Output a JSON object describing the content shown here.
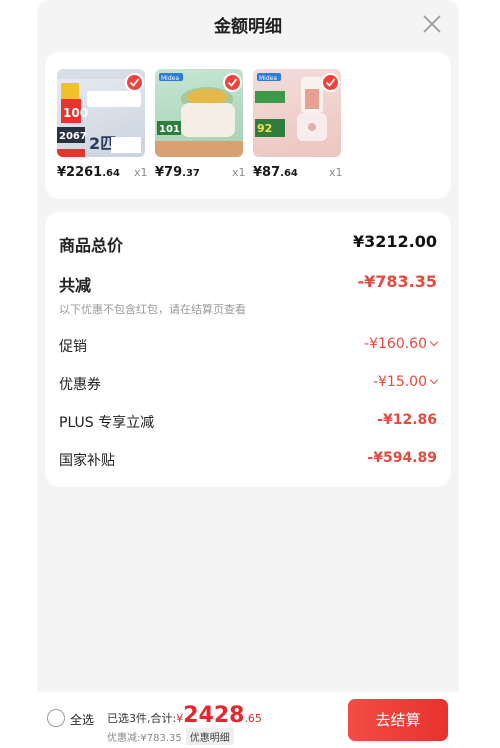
{
  "header": {
    "title": "金额明细",
    "close_icon": "close-icon"
  },
  "products": [
    {
      "name": "air-conditioner",
      "price_int": "¥2261",
      "price_dec": ".64",
      "qty": "x1",
      "image_text": "100",
      "image_text2": "2067",
      "image_text3": "2匹"
    },
    {
      "name": "rice-cooker",
      "price_int": "¥79",
      "price_dec": ".37",
      "qty": "x1",
      "image_text": "101",
      "brand": "Midea"
    },
    {
      "name": "blender",
      "price_int": "¥87",
      "price_dec": ".64",
      "qty": "x1",
      "image_text": "92",
      "brand": "Midea"
    }
  ],
  "details": {
    "total_label": "商品总价",
    "total_value": "¥3212.00",
    "reduce_label": "共减",
    "reduce_value": "-¥783.35",
    "note": "以下优惠不包含红包，请在结算页查看",
    "promo_label": "促销",
    "promo_value": "-¥160.60",
    "coupon_label": "优惠券",
    "coupon_value": "-¥15.00",
    "plus_label": "PLUS 专享立减",
    "plus_value": "-¥12.86",
    "subsidy_label": "国家补贴",
    "subsidy_value": "-¥594.89"
  },
  "footer": {
    "select_all": "全选",
    "summary_prefix": "已选3件,合计:",
    "currency": "¥",
    "total_int": "2428",
    "total_dec": ".65",
    "discount": "优惠减:¥783.35",
    "detail_badge": "优惠明细",
    "checkout": "去结算"
  },
  "colors": {
    "accent": "#e44a3d",
    "button": "#ef3f38",
    "sheet_bg": "#f4f4f4"
  }
}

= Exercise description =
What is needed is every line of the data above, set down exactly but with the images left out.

= Solution to the exercise =
Output a JSON object describing the content shown here.
{
  "header": {
    "title": "金额明细",
    "close_icon": "close-icon"
  },
  "products": [
    {
      "name": "air-conditioner",
      "price_int": "¥2261",
      "price_dec": ".64",
      "qty": "x1",
      "image_text": "100",
      "image_text2": "2067",
      "image_text3": "2匹"
    },
    {
      "name": "rice-cooker",
      "price_int": "¥79",
      "price_dec": ".37",
      "qty": "x1",
      "image_text": "101",
      "brand": "Midea"
    },
    {
      "name": "blender",
      "price_int": "¥87",
      "price_dec": ".64",
      "qty": "x1",
      "image_text": "92",
      "brand": "Midea"
    }
  ],
  "details": {
    "total_label": "商品总价",
    "total_value": "¥3212.00",
    "reduce_label": "共减",
    "reduce_value": "-¥783.35",
    "note": "以下优惠不包含红包，请在结算页查看",
    "promo_label": "促销",
    "promo_value": "-¥160.60",
    "coupon_label": "优惠券",
    "coupon_value": "-¥15.00",
    "plus_label": "PLUS 专享立减",
    "plus_value": "-¥12.86",
    "subsidy_label": "国家补贴",
    "subsidy_value": "-¥594.89"
  },
  "footer": {
    "select_all": "全选",
    "summary_prefix": "已选3件,合计:",
    "currency": "¥",
    "total_int": "2428",
    "total_dec": ".65",
    "discount": "优惠减:¥783.35",
    "detail_badge": "优惠明细",
    "checkout": "去结算"
  },
  "colors": {
    "accent": "#e44a3d",
    "button": "#ef3f38",
    "sheet_bg": "#f4f4f4"
  }
}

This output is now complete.